‘visiting Chicago last week, I ended up with a free weekend and a rental car: a chance to go and do whatever I wanted. I spun through the suburbs, looked at my old residences, did a little necessity shopping, and dropped through a local Greek festival. It was empty and cheerless, overpriced food and windswept tables, piped in music and trucked in pastries.
The next day, I turned south to enjoy the crowds at Navy Pier and the lakefront Jazz Festival. The music and the people were wonderful, and, afterwards, there was time for a dip into one of the ethnic neighborhoods to prowl for a little, authentic restaurant and drinks in a dark and moody bar.
Reflecting back, these are things that I seldom did as a student, living on the north side of the city with roommates from New York, all more city-savvy than suburban-me. Reflecting on the day, I think I probably missed out on a lot of what the city had to offer, preferring to stick to closer, safer wanderings.
I think that living in older, smaller European cities has given my confidence a boost: I certainly see beyond the superficial grime and traffic to the possibilities of city life and the joy of finding little gems tucked away in side streets. I’ll make time to attend events and to hop a train across town to try a restaurant. I don’t look over my shoulder at night, and I don’t fear high-brow museum exhibitions by day.
And there’s always the thrill of unexpected discovery: giant blow-up Dutch beer exhibitions, for example.
I do enjoy the country-mouse side of my life as well, but I find that the suburban simulations of ethnic events and culinary venues to be superficial and sterile compared to their urban cousins.
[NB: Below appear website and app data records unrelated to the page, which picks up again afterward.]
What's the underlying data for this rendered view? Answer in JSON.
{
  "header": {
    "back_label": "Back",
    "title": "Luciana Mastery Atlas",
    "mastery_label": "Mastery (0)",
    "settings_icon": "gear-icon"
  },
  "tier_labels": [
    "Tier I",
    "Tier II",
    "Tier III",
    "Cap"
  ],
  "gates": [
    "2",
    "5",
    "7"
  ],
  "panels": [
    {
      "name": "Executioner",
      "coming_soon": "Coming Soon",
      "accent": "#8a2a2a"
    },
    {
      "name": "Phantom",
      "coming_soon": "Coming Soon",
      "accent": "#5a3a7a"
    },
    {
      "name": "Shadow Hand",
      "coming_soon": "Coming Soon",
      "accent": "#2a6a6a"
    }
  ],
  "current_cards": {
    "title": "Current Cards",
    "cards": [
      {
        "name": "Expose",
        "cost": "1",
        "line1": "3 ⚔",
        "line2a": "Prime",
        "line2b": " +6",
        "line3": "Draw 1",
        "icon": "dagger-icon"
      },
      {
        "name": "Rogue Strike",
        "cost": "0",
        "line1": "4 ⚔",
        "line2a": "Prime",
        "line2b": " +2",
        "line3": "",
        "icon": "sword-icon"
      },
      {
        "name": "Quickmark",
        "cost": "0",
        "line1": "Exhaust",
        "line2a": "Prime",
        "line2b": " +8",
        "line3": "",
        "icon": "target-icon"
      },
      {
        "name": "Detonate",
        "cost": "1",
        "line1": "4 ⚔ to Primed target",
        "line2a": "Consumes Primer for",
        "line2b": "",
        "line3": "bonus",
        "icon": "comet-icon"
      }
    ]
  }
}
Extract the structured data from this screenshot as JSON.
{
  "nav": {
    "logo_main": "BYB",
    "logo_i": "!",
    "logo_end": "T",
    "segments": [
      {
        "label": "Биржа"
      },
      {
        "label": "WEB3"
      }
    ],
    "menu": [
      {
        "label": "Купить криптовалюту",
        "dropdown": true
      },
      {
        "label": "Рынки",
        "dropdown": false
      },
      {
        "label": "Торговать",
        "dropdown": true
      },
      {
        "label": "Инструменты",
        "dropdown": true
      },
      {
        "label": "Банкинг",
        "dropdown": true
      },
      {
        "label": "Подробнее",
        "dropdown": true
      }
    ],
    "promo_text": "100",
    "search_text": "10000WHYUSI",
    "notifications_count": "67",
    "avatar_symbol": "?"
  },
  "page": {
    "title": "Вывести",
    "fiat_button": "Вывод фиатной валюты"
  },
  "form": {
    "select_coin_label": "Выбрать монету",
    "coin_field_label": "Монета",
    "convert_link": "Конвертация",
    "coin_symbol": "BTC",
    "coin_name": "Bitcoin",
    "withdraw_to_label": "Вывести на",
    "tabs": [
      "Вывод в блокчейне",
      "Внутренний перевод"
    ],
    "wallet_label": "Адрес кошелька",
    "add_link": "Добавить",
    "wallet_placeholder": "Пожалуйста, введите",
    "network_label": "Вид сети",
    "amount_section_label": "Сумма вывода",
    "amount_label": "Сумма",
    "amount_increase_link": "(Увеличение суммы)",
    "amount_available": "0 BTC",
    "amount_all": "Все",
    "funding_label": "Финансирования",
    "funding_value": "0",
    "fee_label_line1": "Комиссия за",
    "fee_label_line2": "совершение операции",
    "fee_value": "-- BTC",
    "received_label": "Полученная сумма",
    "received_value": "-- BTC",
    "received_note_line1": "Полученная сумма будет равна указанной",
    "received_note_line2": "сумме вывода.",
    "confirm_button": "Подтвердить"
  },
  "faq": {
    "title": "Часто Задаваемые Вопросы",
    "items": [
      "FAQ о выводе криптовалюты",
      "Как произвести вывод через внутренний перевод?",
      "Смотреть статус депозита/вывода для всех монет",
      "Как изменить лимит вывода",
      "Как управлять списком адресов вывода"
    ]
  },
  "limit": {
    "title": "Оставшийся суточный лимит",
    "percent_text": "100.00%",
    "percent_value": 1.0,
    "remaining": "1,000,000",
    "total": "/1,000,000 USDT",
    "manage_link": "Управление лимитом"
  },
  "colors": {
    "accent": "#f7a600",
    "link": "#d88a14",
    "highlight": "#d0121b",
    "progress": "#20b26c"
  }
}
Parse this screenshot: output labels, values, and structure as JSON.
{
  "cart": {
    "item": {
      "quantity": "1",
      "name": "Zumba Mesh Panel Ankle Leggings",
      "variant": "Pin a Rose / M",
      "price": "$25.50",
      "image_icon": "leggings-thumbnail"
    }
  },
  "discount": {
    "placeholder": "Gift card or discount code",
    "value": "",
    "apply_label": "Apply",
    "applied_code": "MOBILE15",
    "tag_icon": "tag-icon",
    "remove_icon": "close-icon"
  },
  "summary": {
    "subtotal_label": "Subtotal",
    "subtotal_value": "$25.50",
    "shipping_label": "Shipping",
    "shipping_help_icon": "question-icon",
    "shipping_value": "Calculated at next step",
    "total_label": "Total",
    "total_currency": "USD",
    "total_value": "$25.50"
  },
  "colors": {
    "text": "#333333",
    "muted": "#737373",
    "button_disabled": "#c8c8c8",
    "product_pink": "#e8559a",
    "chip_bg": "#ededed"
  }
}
It’s not just that Italian restaurants are only vaguely reminiscent of Italy, it’s that Poppa Pizza is a pale shadow of 40-year old Al’s Italian Kitchen.
It’s unfortunate that I wasn’t more adventurous when I had the chance, years ago. Now, I’ve got a lot of catching up to do.